Got an e-mail from a colleague asking for more details on Ice.
He doesn't get what the big deal is about her being alive and... oh yeah... thinks that maybe she's more interesting dead if she got a big tragic death.
Buddy, the only thing tragic about Ice's death was the fact that anybody ever felt the need to make it happen.
Mark Waid, who wrote the story, says it's the biggest mistake he ever made as a writer. His exact comments can be found on Gail Simone's Women In Refrigerators site at: http://www.unheardtaunts.com/wir/c-mwaid.html
Here's the quote: "I'm responsible for the death of Ice. My call, my worst mistake in comics, my biggest regret. I remember hearing myself ask the editor, "Who's the JLAer whose death would evoke the most fierce gut reaction from readers?" What a dope. Mea culpa. But I've learned my lesson."

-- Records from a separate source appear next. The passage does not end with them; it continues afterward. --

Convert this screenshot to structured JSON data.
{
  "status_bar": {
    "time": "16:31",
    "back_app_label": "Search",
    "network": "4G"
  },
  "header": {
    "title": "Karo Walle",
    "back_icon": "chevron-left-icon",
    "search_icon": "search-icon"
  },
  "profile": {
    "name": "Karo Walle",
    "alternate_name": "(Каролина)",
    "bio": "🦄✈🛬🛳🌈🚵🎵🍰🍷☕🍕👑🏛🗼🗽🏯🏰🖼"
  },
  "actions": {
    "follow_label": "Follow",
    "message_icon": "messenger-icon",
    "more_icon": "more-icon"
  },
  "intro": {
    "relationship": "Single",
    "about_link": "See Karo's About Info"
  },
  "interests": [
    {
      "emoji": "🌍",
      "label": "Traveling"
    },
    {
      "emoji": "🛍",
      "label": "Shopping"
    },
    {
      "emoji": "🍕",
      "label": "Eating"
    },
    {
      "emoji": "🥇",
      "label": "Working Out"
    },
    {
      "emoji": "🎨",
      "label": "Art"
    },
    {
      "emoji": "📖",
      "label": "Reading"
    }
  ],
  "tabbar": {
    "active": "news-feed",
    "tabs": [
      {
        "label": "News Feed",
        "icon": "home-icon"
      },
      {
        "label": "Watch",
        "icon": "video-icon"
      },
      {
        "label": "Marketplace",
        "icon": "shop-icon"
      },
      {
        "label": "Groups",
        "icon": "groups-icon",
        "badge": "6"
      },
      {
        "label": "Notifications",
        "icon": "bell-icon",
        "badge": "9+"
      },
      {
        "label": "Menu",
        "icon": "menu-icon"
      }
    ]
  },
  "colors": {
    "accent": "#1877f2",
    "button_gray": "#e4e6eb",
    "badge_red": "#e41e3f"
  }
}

He also wondered if it wasn't a matter of plot convenience that Huntress knew who Ice was. After all, she's never been the most social of superheroes. In fact, she makes Batman look like the life of the party when it comes to playing well with others.
Still - as shocking as this is - Huntress and Ice were teammates. Huntress was in the Justice League from issues #26 - 35 of the 1987 Justice League of America Series while Ice was on the team. Ice had an open identity so it seems likely that Huntress knew her first name was Tora, though given Helena's secret identity issues at the time is is unlikely that Ice knew Huntress' real name.

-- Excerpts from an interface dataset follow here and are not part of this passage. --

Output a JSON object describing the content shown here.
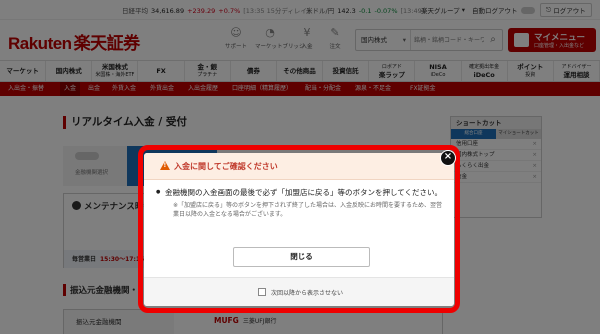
{
  "ticker": {
    "nikkei_label": "日経平均",
    "nikkei_value": "34,616.89",
    "nikkei_change": "+239.29",
    "nikkei_pct": "+0.7%",
    "nikkei_time": "[13:35 15分ディレイ]",
    "fx_label": "米ドル/円",
    "fx_value": "142.3",
    "fx_change": "-0.1",
    "fx_pct": "-0.07%",
    "fx_time": "[13:49]",
    "group_label": "楽天グループ",
    "auto_logout": "自動ログアウト",
    "logout": "ログアウト"
  },
  "header": {
    "logo_en": "Rakuten",
    "logo_ja": "楽天証券",
    "icons": [
      {
        "name": "support-icon",
        "label": "サポート",
        "glyph": "☺"
      },
      {
        "name": "market-bridge-icon",
        "label": "マーケットブリッジ",
        "glyph": "◔"
      },
      {
        "name": "deposit-icon",
        "label": "入金",
        "glyph": "¥"
      },
      {
        "name": "order-icon",
        "label": "注文",
        "glyph": "✎"
      }
    ],
    "search_category": "国内株式",
    "search_placeholder": "銘柄・銘柄コード・キーワード",
    "mymenu_title": "マイメニュー",
    "mymenu_sub": "口座管理・入出金など"
  },
  "gnav": [
    {
      "label": "マーケット",
      "sub": ""
    },
    {
      "label": "国内株式",
      "sub": ""
    },
    {
      "label": "米国株式",
      "sub": "米国株・海外ETF"
    },
    {
      "label": "FX",
      "sub": ""
    },
    {
      "label": "金・銀",
      "sub": "プラチナ"
    },
    {
      "label": "債券",
      "sub": ""
    },
    {
      "label": "その他商品",
      "sub": ""
    },
    {
      "label": "投資信託",
      "sub": ""
    },
    {
      "label": "楽ラップ",
      "sub": "ロボアド"
    },
    {
      "label": "NISA",
      "sub": "iDeCo"
    },
    {
      "label": "確定拠出年金",
      "sub": "iDeCo"
    },
    {
      "label": "ポイント",
      "sub": "投資"
    },
    {
      "label": "アドバイザー",
      "sub": "運用相談"
    }
  ],
  "snav": [
    "入出金・振替",
    "入金",
    "出金",
    "外貨入金",
    "外貨出金",
    "入出金履歴",
    "口座明細（精算履歴）",
    "配当・分配金",
    "源泉・不足金",
    "FX証拠金"
  ],
  "page": {
    "title": "リアルタイム入金 / 受付",
    "step1_label": "金融機関選択",
    "maintenance_title": "メンテナンス時間",
    "maint_day": "毎営業日",
    "maint_time": "15:30～17:15",
    "section2": "振込元金融機関・",
    "table_header": "振込元金融機関",
    "bank_name": "MUFG",
    "bank_sub": "三菱UFJ銀行"
  },
  "shortcut": {
    "title": "ショートカット",
    "tabs": [
      "総合口座",
      "マイショートカット"
    ],
    "items": [
      "信用口座",
      "国内株式トップ",
      "らくらく出金",
      "信金"
    ]
  },
  "modal": {
    "title": "入金に関してご確認ください",
    "bullet": "金融機関の入金画面の最後で必ず「加盟店に戻る」等のボタンを押してください。",
    "note": "※「加盟店に戻る」等のボタンを押下されず終了した場合は、入金反映にお時間を要するため、翌営業日以降の入金となる場合がございます。",
    "close_button": "閉じる",
    "checkbox_label": "次回以降から表示させない"
  }
}
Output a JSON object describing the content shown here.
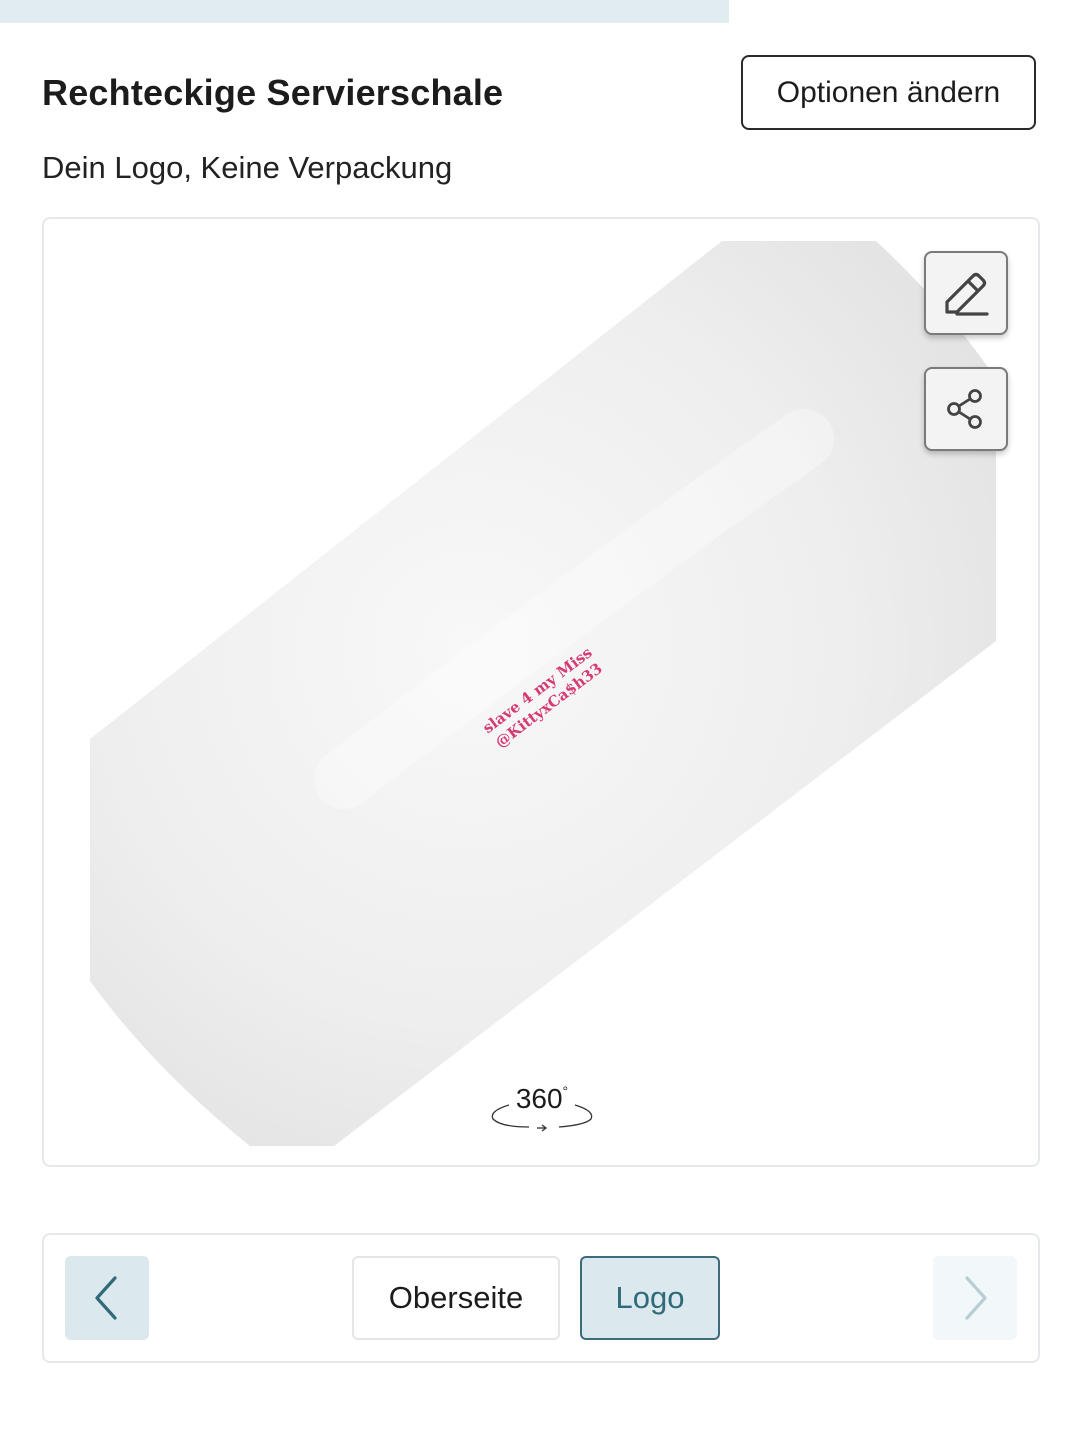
{
  "progress": {
    "fraction": 0.68,
    "fill_color": "#e1ecf1"
  },
  "product": {
    "title": "Rechteckige Servierschale",
    "options_button_label": "Optionen ändern",
    "subtitle": "Dein Logo, Keine Verpackung"
  },
  "viewer": {
    "logo_text_line1": "slave 4 my Miss",
    "logo_text_line2": "@KittyxCa$h33",
    "logo_color": "#d63a74",
    "rotate_label": "360",
    "rotate_degree_mark": "°",
    "tools": [
      {
        "icon": "pencil-icon"
      },
      {
        "icon": "share-icon"
      }
    ]
  },
  "view_nav": {
    "prev_icon": "chevron-left-icon",
    "next_icon": "chevron-right-icon",
    "tabs": [
      {
        "label": "Oberseite",
        "selected": false
      },
      {
        "label": "Logo",
        "selected": true
      }
    ],
    "accent_color": "#2f6a78"
  }
}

And to answer said colleague's note that "there are lots of other cold-powered characters in the DCU", I would like to note that, as Stan Lee was once reported to say, "The Powers Are Not the Person".
Yes, there are other ice-powered characters in the DCU. But as a certain famous writer is fond of saying - The Powers Are Not The Person. By that logic, Captain Cold and Mister Freeze are the same guy but if you tried making that case to a Flash fan, you'd get laughed out of the park.
Quick comic reviews later, when I have more time to write. Promise.